__How to complete this task__.
Without omitting anything, return the records precisely as given.

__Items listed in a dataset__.
--- START ---

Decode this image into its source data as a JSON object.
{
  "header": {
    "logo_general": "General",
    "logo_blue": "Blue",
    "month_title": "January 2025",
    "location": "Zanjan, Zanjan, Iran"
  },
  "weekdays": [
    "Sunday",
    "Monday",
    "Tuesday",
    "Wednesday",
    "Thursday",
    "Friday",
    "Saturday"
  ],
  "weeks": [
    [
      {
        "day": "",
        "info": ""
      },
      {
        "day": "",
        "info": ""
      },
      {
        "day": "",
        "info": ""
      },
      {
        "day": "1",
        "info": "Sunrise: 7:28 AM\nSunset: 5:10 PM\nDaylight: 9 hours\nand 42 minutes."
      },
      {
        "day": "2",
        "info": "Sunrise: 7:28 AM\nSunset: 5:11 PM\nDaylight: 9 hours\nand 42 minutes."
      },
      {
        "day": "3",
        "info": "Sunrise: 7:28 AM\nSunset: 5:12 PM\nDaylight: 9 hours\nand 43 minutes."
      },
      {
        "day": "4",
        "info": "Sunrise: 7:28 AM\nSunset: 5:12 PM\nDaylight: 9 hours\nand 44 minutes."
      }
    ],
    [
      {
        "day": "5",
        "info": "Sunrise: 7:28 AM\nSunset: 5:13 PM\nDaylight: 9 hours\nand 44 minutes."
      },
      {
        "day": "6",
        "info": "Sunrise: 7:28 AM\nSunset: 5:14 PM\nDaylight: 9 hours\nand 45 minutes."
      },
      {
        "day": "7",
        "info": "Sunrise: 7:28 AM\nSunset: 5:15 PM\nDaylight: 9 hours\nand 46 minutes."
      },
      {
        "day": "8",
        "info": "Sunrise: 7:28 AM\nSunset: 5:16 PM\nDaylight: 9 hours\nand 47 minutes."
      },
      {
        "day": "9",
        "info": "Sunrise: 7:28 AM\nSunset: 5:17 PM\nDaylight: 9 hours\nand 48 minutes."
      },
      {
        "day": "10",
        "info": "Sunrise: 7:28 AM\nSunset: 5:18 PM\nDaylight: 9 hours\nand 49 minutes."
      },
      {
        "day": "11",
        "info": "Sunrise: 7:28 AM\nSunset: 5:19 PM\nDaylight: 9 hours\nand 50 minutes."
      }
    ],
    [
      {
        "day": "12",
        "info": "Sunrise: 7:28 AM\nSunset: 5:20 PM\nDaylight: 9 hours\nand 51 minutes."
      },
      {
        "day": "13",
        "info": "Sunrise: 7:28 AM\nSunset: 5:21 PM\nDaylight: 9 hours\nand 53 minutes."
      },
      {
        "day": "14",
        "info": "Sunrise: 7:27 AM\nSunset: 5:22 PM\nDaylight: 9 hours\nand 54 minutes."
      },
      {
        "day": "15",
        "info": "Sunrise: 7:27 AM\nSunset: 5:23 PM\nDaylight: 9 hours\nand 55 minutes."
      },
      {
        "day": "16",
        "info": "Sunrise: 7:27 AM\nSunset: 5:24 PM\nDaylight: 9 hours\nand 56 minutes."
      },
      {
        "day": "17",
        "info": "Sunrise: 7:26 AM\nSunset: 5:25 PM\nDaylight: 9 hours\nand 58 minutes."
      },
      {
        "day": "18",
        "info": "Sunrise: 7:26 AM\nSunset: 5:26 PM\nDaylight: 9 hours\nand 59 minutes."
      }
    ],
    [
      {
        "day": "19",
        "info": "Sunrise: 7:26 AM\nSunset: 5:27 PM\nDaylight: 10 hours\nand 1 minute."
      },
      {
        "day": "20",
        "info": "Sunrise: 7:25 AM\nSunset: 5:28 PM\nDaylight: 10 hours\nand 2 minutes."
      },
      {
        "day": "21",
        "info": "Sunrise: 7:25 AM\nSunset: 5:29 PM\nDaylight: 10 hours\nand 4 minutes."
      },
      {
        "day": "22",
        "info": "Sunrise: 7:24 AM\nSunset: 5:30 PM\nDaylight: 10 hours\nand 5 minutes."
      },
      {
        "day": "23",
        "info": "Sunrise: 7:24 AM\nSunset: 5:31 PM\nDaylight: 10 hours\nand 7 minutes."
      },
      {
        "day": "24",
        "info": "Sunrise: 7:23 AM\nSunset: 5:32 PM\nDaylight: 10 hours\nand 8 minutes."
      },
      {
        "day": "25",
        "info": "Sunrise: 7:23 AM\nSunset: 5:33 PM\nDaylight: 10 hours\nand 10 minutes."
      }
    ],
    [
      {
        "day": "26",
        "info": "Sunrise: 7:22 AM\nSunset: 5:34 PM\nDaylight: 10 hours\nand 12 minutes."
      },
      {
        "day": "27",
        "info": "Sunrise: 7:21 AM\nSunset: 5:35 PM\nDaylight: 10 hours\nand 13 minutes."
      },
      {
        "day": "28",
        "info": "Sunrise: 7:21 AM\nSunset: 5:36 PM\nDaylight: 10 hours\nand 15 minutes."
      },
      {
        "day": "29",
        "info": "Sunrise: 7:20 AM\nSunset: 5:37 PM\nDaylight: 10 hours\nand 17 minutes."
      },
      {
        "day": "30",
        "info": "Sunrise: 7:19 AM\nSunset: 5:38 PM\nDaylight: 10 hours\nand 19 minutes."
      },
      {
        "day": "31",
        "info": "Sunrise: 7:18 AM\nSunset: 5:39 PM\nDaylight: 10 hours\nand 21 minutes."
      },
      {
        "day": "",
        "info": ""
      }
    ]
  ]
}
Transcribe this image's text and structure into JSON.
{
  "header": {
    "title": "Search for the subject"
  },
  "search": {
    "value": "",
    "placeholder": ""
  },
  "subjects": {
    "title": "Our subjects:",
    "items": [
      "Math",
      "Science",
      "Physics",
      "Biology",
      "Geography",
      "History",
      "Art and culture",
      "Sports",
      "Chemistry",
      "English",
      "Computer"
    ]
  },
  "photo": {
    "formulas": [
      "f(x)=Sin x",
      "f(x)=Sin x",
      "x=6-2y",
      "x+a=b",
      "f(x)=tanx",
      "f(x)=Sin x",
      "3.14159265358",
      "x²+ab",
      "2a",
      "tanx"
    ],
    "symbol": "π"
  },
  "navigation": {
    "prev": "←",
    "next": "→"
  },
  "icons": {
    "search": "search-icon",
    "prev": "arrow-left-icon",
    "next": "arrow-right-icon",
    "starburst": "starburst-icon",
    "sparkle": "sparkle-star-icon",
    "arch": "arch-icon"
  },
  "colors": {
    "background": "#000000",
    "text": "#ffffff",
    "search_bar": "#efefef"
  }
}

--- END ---

__Written response__.
Decode this image into its source data as a JSON object.
{
  "header": {
    "logo_general": "General",
    "logo_blue": "Blue",
    "month_title": "January 2025",
    "location": "Zanjan, Zanjan, Iran"
  },
  "weekdays": [
    "Sunday",
    "Monday",
    "Tuesday",
    "Wednesday",
    "Thursday",
    "Friday",
    "Saturday"
  ],
  "weeks": [
    [
      {
        "day": "",
        "info": ""
      },
      {
        "day": "",
        "info": ""
      },
      {
        "day": "",
        "info": ""
      },
      {
        "day": "1",
        "info": "Sunrise: 7:28 AM\nSunset: 5:10 PM\nDaylight: 9 hours\nand 42 minutes."
      },
      {
        "day": "2",
        "info": "Sunrise: 7:28 AM\nSunset: 5:11 PM\nDaylight: 9 hours\nand 42 minutes."
      },
      {
        "day": "3",
        "info": "Sunrise: 7:28 AM\nSunset: 5:12 PM\nDaylight: 9 hours\nand 43 minutes."
      },
      {
        "day": "4",
        "info": "Sunrise: 7:28 AM\nSunset: 5:12 PM\nDaylight: 9 hours\nand 44 minutes."
      }
    ],
    [
      {
        "day": "5",
        "info": "Sunrise: 7:28 AM\nSunset: 5:13 PM\nDaylight: 9 hours\nand 44 minutes."
      },
      {
        "day": "6",
        "info": "Sunrise: 7:28 AM\nSunset: 5:14 PM\nDaylight: 9 hours\nand 45 minutes."
      },
      {
        "day": "7",
        "info": "Sunrise: 7:28 AM\nSunset: 5:15 PM\nDaylight: 9 hours\nand 46 minutes."
      },
      {
        "day": "8",
        "info": "Sunrise: 7:28 AM\nSunset: 5:16 PM\nDaylight: 9 hours\nand 47 minutes."
      },
      {
        "day": "9",
        "info": "Sunrise: 7:28 AM\nSunset: 5:17 PM\nDaylight: 9 hours\nand 48 minutes."
      },
      {
        "day": "10",
        "info": "Sunrise: 7:28 AM\nSunset: 5:18 PM\nDaylight: 9 hours\nand 49 minutes."
      },
      {
        "day": "11",
        "info": "Sunrise: 7:28 AM\nSunset: 5:19 PM\nDaylight: 9 hours\nand 50 minutes."
      }
    ],
    [
      {
        "day": "12",
        "info": "Sunrise: 7:28 AM\nSunset: 5:20 PM\nDaylight: 9 hours\nand 51 minutes."
      },
      {
        "day": "13",
        "info": "Sunrise: 7:28 AM\nSunset: 5:21 PM\nDaylight: 9 hours\nand 53 minutes."
      },
      {
        "day": "14",
        "info": "Sunrise: 7:27 AM\nSunset: 5:22 PM\nDaylight: 9 hours\nand 54 minutes."
      },
      {
        "day": "15",
        "info": "Sunrise: 7:27 AM\nSunset: 5:23 PM\nDaylight: 9 hours\nand 55 minutes."
      },
      {
        "day": "16",
        "info": "Sunrise: 7:27 AM\nSunset: 5:24 PM\nDaylight: 9 hours\nand 56 minutes."
      },
      {
        "day": "17",
        "info": "Sunrise: 7:26 AM\nSunset: 5:25 PM\nDaylight: 9 hours\nand 58 minutes."
      },
      {
        "day": "18",
        "info": "Sunrise: 7:26 AM\nSunset: 5:26 PM\nDaylight: 9 hours\nand 59 minutes."
      }
    ],
    [
      {
        "day": "19",
        "info": "Sunrise: 7:26 AM\nSunset: 5:27 PM\nDaylight: 10 hours\nand 1 minute."
      },
      {
        "day": "20",
        "info": "Sunrise: 7:25 AM\nSunset: 5:28 PM\nDaylight: 10 hours\nand 2 minutes."
      },
      {
        "day": "21",
        "info": "Sunrise: 7:25 AM\nSunset: 5:29 PM\nDaylight: 10 hours\nand 4 minutes."
      },
      {
        "day": "22",
        "info": "Sunrise: 7:24 AM\nSunset: 5:30 PM\nDaylight: 10 hours\nand 5 minutes."
      },
      {
        "day": "23",
        "info": "Sunrise: 7:24 AM\nSunset: 5:31 PM\nDaylight: 10 hours\nand 7 minutes."
      },
      {
        "day": "24",
        "info": "Sunrise: 7:23 AM\nSunset: 5:32 PM\nDaylight: 10 hours\nand 8 minutes."
      },
      {
        "day": "25",
        "info": "Sunrise: 7:23 AM\nSunset: 5:33 PM\nDaylight: 10 hours\nand 10 minutes."
      }
    ],
    [
      {
        "day": "26",
        "info": "Sunrise: 7:22 AM\nSunset: 5:34 PM\nDaylight: 10 hours\nand 12 minutes."
      },
      {
        "day": "27",
        "info": "Sunrise: 7:21 AM\nSunset: 5:35 PM\nDaylight: 10 hours\nand 13 minutes."
      },
      {
        "day": "28",
        "info": "Sunrise: 7:21 AM\nSunset: 5:36 PM\nDaylight: 10 hours\nand 15 minutes."
      },
      {
        "day": "29",
        "info": "Sunrise: 7:20 AM\nSunset: 5:37 PM\nDaylight: 10 hours\nand 17 minutes."
      },
      {
        "day": "30",
        "info": "Sunrise: 7:19 AM\nSunset: 5:38 PM\nDaylight: 10 hours\nand 19 minutes."
      },
      {
        "day": "31",
        "info": "Sunrise: 7:18 AM\nSunset: 5:39 PM\nDaylight: 10 hours\nand 21 minutes."
      },
      {
        "day": "",
        "info": ""
      }
    ]
  ]
}
Transcribe this image's text and structure into JSON.
{
  "header": {
    "title": "Search for the subject"
  },
  "search": {
    "value": "",
    "placeholder": ""
  },
  "subjects": {
    "title": "Our subjects:",
    "items": [
      "Math",
      "Science",
      "Physics",
      "Biology",
      "Geography",
      "History",
      "Art and culture",
      "Sports",
      "Chemistry",
      "English",
      "Computer"
    ]
  },
  "photo": {
    "formulas": [
      "f(x)=Sin x",
      "f(x)=Sin x",
      "x=6-2y",
      "x+a=b",
      "f(x)=tanx",
      "f(x)=Sin x",
      "3.14159265358",
      "x²+ab",
      "2a",
      "tanx"
    ],
    "symbol": "π"
  },
  "navigation": {
    "prev": "←",
    "next": "→"
  },
  "icons": {
    "search": "search-icon",
    "prev": "arrow-left-icon",
    "next": "arrow-right-icon",
    "starburst": "starburst-icon",
    "sparkle": "sparkle-star-icon",
    "arch": "arch-icon"
  },
  "colors": {
    "background": "#000000",
    "text": "#ffffff",
    "search_bar": "#efefef"
  }
}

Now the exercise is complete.